▸ **What is needed**
Make an exact copy of every entry.

▸ **Records to process**
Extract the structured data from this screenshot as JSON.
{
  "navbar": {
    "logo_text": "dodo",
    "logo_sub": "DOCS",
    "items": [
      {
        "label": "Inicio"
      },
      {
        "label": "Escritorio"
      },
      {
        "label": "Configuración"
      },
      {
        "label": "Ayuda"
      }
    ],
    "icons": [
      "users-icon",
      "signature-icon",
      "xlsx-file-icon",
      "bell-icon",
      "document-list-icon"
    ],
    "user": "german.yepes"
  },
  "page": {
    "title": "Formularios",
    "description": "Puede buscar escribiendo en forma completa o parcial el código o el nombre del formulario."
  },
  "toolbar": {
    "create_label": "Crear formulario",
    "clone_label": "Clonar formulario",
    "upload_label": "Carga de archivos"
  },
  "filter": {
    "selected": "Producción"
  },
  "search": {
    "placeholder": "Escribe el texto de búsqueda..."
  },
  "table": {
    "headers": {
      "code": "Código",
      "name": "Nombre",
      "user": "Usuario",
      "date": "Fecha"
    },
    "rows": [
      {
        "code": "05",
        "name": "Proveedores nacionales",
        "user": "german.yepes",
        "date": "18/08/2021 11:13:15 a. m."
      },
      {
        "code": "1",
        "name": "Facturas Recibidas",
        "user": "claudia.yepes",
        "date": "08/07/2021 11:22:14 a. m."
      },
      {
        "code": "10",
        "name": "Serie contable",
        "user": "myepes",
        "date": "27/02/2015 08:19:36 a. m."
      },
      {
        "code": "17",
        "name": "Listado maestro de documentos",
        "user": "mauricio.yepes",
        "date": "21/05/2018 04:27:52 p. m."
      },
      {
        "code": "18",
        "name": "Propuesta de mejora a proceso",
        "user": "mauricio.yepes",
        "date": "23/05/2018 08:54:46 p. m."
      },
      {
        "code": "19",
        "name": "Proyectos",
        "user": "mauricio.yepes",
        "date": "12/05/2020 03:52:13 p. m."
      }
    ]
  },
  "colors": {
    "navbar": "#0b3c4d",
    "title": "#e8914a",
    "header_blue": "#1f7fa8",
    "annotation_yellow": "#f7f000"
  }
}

▸ **Task result**
Extract the structured data from this screenshot as JSON.
{
  "navbar": {
    "logo_text": "dodo",
    "logo_sub": "DOCS",
    "items": [
      {
        "label": "Inicio"
      },
      {
        "label": "Escritorio"
      },
      {
        "label": "Configuración"
      },
      {
        "label": "Ayuda"
      }
    ],
    "icons": [
      "users-icon",
      "signature-icon",
      "xlsx-file-icon",
      "bell-icon",
      "document-list-icon"
    ],
    "user": "german.yepes"
  },
  "page": {
    "title": "Formularios",
    "description": "Puede buscar escribiendo en forma completa o parcial el código o el nombre del formulario."
  },
  "toolbar": {
    "create_label": "Crear formulario",
    "clone_label": "Clonar formulario",
    "upload_label": "Carga de archivos"
  },
  "filter": {
    "selected": "Producción"
  },
  "search": {
    "placeholder": "Escribe el texto de búsqueda..."
  },
  "table": {
    "headers": {
      "code": "Código",
      "name": "Nombre",
      "user": "Usuario",
      "date": "Fecha"
    },
    "rows": [
      {
        "code": "05",
        "name": "Proveedores nacionales",
        "user": "german.yepes",
        "date": "18/08/2021 11:13:15 a. m."
      },
      {
        "code": "1",
        "name": "Facturas Recibidas",
        "user": "claudia.yepes",
        "date": "08/07/2021 11:22:14 a. m."
      },
      {
        "code": "10",
        "name": "Serie contable",
        "user": "myepes",
        "date": "27/02/2015 08:19:36 a. m."
      },
      {
        "code": "17",
        "name": "Listado maestro de documentos",
        "user": "mauricio.yepes",
        "date": "21/05/2018 04:27:52 p. m."
      },
      {
        "code": "18",
        "name": "Propuesta de mejora a proceso",
        "user": "mauricio.yepes",
        "date": "23/05/2018 08:54:46 p. m."
      },
      {
        "code": "19",
        "name": "Proyectos",
        "user": "mauricio.yepes",
        "date": "12/05/2020 03:52:13 p. m."
      }
    ]
  },
  "colors": {
    "navbar": "#0b3c4d",
    "title": "#e8914a",
    "header_blue": "#1f7fa8",
    "annotation_yellow": "#f7f000"
  }
}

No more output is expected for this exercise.